Rometty also mentioned how supercomputing capability has evolved during the past decade. We’ve gone from Deep Blue, a supercomputer playing a chess game (but one with ultimately finite moves) to “Watson” (named after IBM’s founder, Thomas Watson), the new supercomputer learning how to play against humans with infinite possibliities in the “Jeaopardy” TV game show.
The host provides the answers, Watson has to come up with the questions.

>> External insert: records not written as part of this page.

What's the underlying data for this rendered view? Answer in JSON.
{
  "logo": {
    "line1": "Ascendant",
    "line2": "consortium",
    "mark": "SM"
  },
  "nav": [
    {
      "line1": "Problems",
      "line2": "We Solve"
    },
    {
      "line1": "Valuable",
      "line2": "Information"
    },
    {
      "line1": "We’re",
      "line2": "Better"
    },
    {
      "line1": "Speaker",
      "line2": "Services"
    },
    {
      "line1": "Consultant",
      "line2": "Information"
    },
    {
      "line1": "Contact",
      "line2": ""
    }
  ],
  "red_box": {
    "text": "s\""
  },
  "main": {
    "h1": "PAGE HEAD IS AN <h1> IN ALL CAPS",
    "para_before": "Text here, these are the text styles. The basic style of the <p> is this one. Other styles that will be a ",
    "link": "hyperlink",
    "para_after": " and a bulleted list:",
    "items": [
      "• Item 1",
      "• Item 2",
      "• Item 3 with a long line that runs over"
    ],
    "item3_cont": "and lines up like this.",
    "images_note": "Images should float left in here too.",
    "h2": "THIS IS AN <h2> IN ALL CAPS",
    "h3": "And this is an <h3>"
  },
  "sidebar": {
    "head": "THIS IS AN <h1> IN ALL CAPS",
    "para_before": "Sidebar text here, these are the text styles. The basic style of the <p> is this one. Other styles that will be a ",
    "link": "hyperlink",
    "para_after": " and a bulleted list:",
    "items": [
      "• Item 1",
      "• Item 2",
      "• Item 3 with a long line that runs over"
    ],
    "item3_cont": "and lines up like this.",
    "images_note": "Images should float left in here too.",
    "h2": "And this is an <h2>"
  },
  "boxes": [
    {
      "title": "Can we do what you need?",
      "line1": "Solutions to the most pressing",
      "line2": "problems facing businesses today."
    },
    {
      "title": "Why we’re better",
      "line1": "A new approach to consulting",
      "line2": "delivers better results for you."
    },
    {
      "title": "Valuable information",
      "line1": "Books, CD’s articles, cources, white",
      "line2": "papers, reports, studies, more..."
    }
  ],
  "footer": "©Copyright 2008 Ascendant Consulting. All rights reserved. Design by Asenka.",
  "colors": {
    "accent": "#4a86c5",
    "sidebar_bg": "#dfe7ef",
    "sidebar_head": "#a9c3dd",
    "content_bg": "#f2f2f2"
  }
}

Watson’s currently in training against other humans, but Rometty indicated that “She’s learning quite fast.”
Much laughter in the audience before Rometty moved on to the third step: Optimize to transform.

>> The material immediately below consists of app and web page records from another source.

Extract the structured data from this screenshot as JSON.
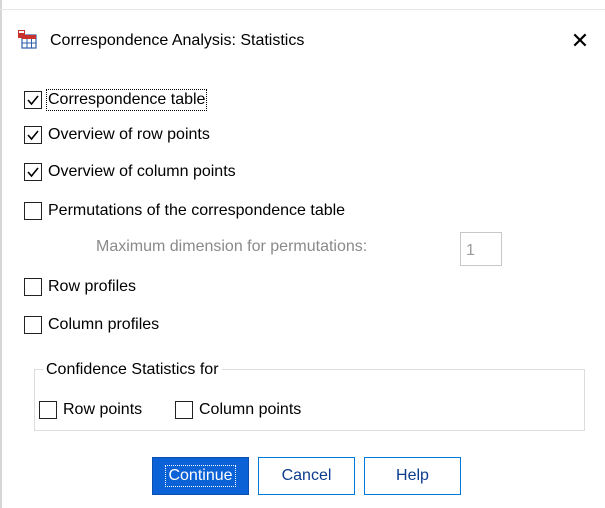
{
  "window": {
    "title": "Correspondence Analysis: Statistics",
    "close_glyph": "✕",
    "icon": "spss-dialog-icon"
  },
  "options": [
    {
      "id": "correspondence-table",
      "label": "Correspondence table",
      "checked": true
    },
    {
      "id": "overview-row-points",
      "label": "Overview of row points",
      "checked": true
    },
    {
      "id": "overview-column-points",
      "label": "Overview of column points",
      "checked": true
    },
    {
      "id": "permutations",
      "label": "Permutations of the correspondence table",
      "checked": false
    },
    {
      "id": "row-profiles",
      "label": "Row profiles",
      "checked": false
    },
    {
      "id": "column-profiles",
      "label": "Column profiles",
      "checked": false
    }
  ],
  "permutations": {
    "max_dimension_label": "Maximum dimension for permutations:",
    "max_dimension_value": "1",
    "enabled": false
  },
  "confidence": {
    "group_title": "Confidence Statistics for",
    "row_points_label": "Row points",
    "row_points_checked": false,
    "column_points_label": "Column points",
    "column_points_checked": false
  },
  "buttons": {
    "continue_label": "Continue",
    "cancel_label": "Cancel",
    "help_label": "Help"
  },
  "colors": {
    "primary_button": "#0b61d6",
    "button_border": "#0078d7",
    "disabled_text": "#8a8a8a"
  }
}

Now that you’ve built a foundation using instrumentation and new analytics, you can now move on to the art of the possible: Optimizing your system towards a specific business goal.
Predictive analytics is very different from the “looking backwards” model businesses have historically depended on.
The next decade, argued Rometty, will be one of predicting the future before it happens.
Unless you think she was now on to soothsaying, Rometty mentioned the Singapore Land Transit Authority, where technology is helping Singapore predict bus arrival times at a 98% accuracy rate, and helping commuters understand bus seat inventory via their mobile devices.
So what’s required to pull off this transformation, Rometty asked?
Three things. Leadership featuring an analytics based-culture. Systems thinking. And new forms of collaboration.
With regards to analytics, it’s actually simple to say (harder to do): Get your company and its people to move from guessing about your business via HIPPO (Highest Paid Person in the Room) and gut judgment, to one based on facts and trusted data that yields action.
Two, don’t get caught in the rice shortage paddy! Develop a culture of systems thinking so your organization is more adept and able to respond to unexpected crises, no matter their orientation.
And three, build a culture of collaboration. Your partners, your suppliers, your customers, all are key constituents in a supply chain of new ideas and possibilities for your business, but only if you facilitate and tap into their expertise and insights.
Pioneering companies which rethink their business systems and models, reinvent their outdated processes, and leverage analytics effectively moving will be poised to move beyond the “new normal” and instead realize new growth and outcomes for their companies.